*The data*:
--- START ---

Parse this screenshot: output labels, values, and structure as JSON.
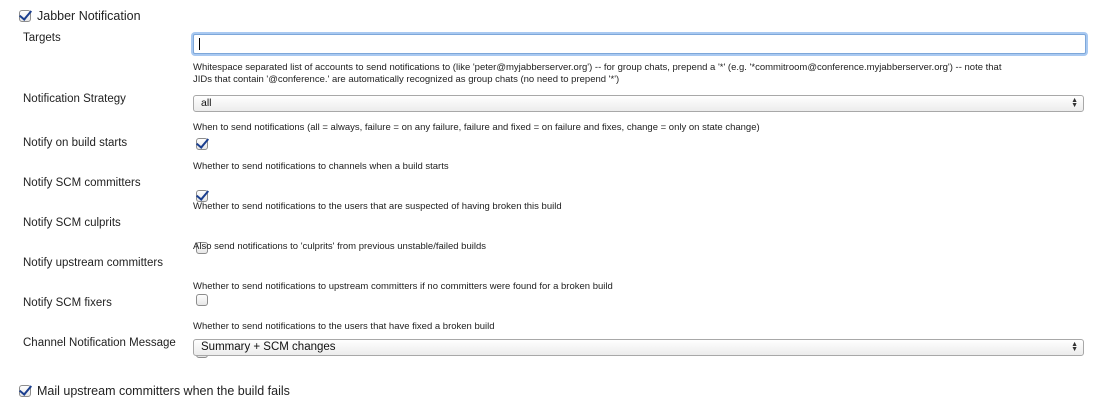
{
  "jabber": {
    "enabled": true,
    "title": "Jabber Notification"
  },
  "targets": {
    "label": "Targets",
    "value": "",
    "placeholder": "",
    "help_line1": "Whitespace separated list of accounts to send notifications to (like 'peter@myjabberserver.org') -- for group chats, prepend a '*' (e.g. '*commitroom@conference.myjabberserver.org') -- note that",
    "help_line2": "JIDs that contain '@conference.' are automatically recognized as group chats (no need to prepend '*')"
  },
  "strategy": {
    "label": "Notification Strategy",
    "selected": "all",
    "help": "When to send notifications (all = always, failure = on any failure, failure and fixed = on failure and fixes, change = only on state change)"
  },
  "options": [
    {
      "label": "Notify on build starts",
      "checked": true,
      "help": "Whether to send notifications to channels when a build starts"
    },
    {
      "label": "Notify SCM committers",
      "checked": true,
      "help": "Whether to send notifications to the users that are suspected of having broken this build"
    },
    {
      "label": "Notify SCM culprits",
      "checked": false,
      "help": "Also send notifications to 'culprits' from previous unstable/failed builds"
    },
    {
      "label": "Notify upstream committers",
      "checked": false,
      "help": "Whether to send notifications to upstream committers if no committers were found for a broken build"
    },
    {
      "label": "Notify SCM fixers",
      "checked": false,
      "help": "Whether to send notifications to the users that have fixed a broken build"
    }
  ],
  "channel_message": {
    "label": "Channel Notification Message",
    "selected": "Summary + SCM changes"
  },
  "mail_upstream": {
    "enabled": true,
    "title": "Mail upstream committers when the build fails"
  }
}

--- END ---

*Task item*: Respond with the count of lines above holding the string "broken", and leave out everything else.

*Problem solution*: 3